Upload & Sell: On
This is what I do, and what suits my subject matter, papers and presentation. YMMV and nearly all my images are full color natural history. In general, I have 3 formats in which prints are received by a client: framed and matted papers, papers trimmed to edge of prints without any framing, and gallery wrapped canvas.
Framed papers: I sign the print itself and the matte. The paper is signed in the margins that are not printed on and hidden by the mat when framed. This margin is typically ~2" of white space that I leave on the print and is behind the mat. This would only be seen by the customer if they removed the print from the frame. It just serves the purpose of keeping your brand on the print longer than if only signing the mat. For instance, if the customer decides to re-frame the print down the road, the print will still have my signature. Customer could trim off this margin and remove my claim to the photograph, but I understand that trade-off and believe this strikes the balance I prefer. On the mat, I sign bottom right with the year. Title of the image goes bottom left. I used to number my prints with an edition, but no longer do this.
Unframed papers: I deliver these in an archival sleeve, containing the trimmed print (no margins) and an unmounted archival quality matboard of the same size (only for rigidity). These prints I sign the back of the print with signiature and year bottom right.
Wrapped canvas: I sign the canvas bottom right with year. I don't include a title on canvases.
Choice of pens/markers/pencil, etc. is one I spent some time choosing. In all cases, I use ink that is archival certified. On papers and framed mats, I use Sakura Micron in black and the .01 size. On canvas, I will use the Sakura Micron or this Pilot pen in Silver if the background is too dark. Sometimes the silver is also not appropriate, in which case I'll use one of several archival white pens I have. Its tough to find a good white or silver pen that is archival, but here is one that is pigment based. The Sharpie Poster Marker in white is supposedly archival as well, but I haven't used it. Maybe the idea of a "Sharpie" is what's turning me off.
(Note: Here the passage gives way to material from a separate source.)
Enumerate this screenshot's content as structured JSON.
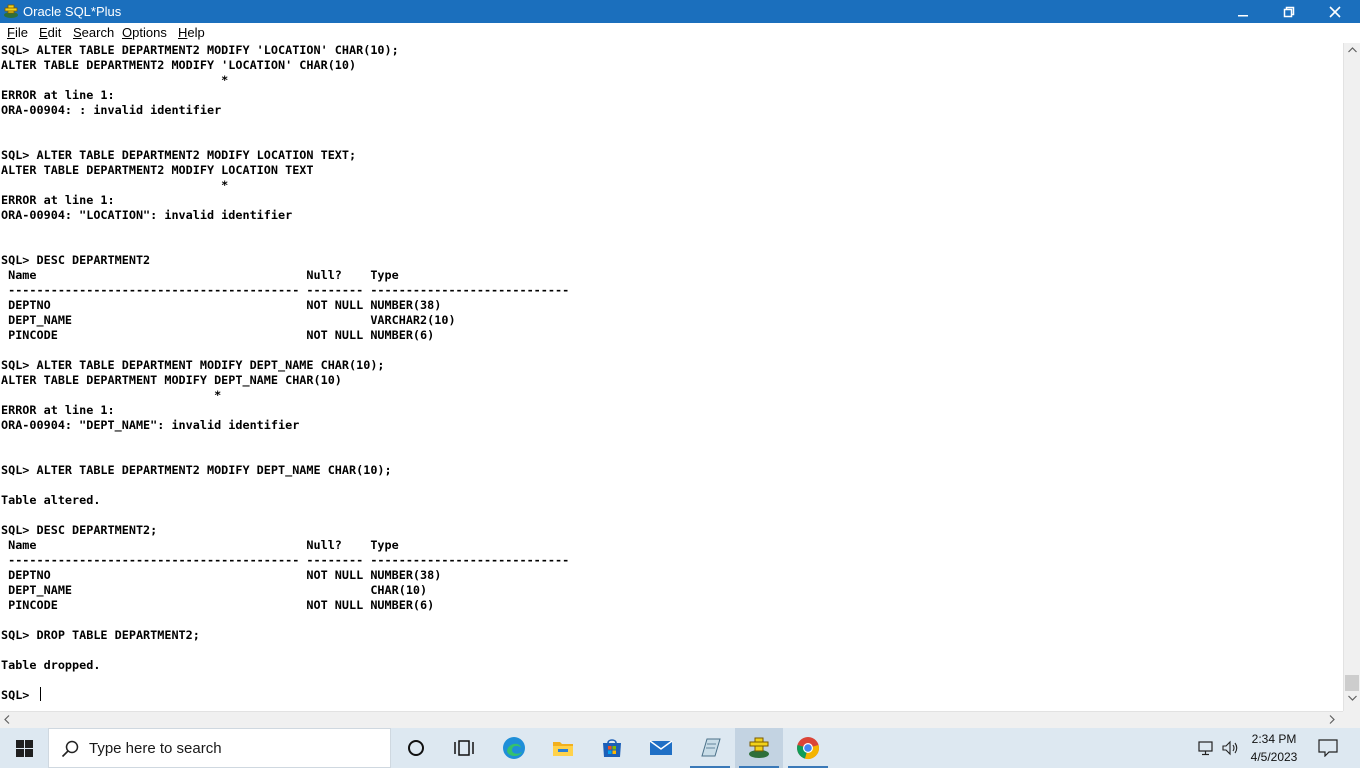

Lots of ways to do it, but this is what works for me. At times I have done less in the way of signing and actually received feedback from buyers that they wish the signature or other details were more prominent. Its all a balance I believe and there's no right answer. Its all a part of your work or art if you think of it that way. Its interesting to see the way others have adapted the process. I'd love to see some pics of examples if anyone has any. I'll try to come back and post some of mine.